A new bill introduced in the Maryland state legislature wants to investigate the pros and cons of bringing sports betting to the state.
That makes the fourth state this year to tackle the idea of offering sports wagering.
Maryland sports betting bill would form exploratory committee
Maryland is taking a much more tempered approach to the issue.
The Maryland bill known as House Bill 989 was introduced by Republican Delegates Kevin Hornberger and Jason Buckel.
The proposed legislation wants to establish a Task Force to Study the Implementation of Sports Gaming in the State.
The bill proposes the task force would consist of the following people:
- Three Maryland state Senate members
- Three members of the Maryland House of Delegates
- Director of the State Lottery and Gaming Control Agency (currently Gordon Medenica)
- A representative from video lottery operators
- A representative from horse racing licensees
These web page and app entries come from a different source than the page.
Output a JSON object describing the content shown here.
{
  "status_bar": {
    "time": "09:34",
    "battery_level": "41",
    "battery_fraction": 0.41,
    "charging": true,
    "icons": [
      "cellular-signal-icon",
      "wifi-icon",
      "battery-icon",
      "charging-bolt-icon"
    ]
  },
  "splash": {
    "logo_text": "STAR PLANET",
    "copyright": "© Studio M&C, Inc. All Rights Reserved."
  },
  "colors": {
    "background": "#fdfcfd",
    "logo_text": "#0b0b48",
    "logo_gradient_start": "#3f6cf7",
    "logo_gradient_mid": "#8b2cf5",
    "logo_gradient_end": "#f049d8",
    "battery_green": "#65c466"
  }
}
The director of State Lottery and Gaming Control Agency would chair the committee, which would require at least two of legislative appointments to be from the minority party.
The task force’s duties would include monitoring developments in sports betting on the federal level, examining how sports betting works in states where it is legal, and filing an annual report and recommendation to the governor’s office.
HB 989 sets up option to sports bet pending PASPA repeal
The bill has a few other important stipulations.
Should the federal government ever repeal or amend the Professional and Amateur Sports Protection Act (PASPA), the task force chair is to notify the legislature so licensed casinos and race tracks within the state can begin accepting wagers.
The bill establishes an infrastructure putting wagering under the purview of the State Lottery and Gaming Control Agency.
If the bill passes the state legislature, there would still need to be a voter referendum in order for the law to pass.
Other Maryland lawmakers have betting on the brain
A recent article by the Baltimore Sun indicates the sports betting issue could have bipartisan support. In the article, numerous lobbyist, casino executives, and politicians discuss the idea of expanding sports betting in the United States.
“I think it should be a state issue and not a federal issue. I think each state should have the opportunity to look at this from a legal point of view and have a debate about it,” said Democratic Maryland Delegate Dutch Ruppersberger.
PASPA has been in effect for 25 years. Now that President Donald Trump’s Attorney General nominee Jeff Sessions has been confirmed, the search for a solicitor general will begin.
Once the solicitor general is confirmed, one of their first tasks will be to consult with the Supreme Court about whether or not to hear the New Jersey sports betting case.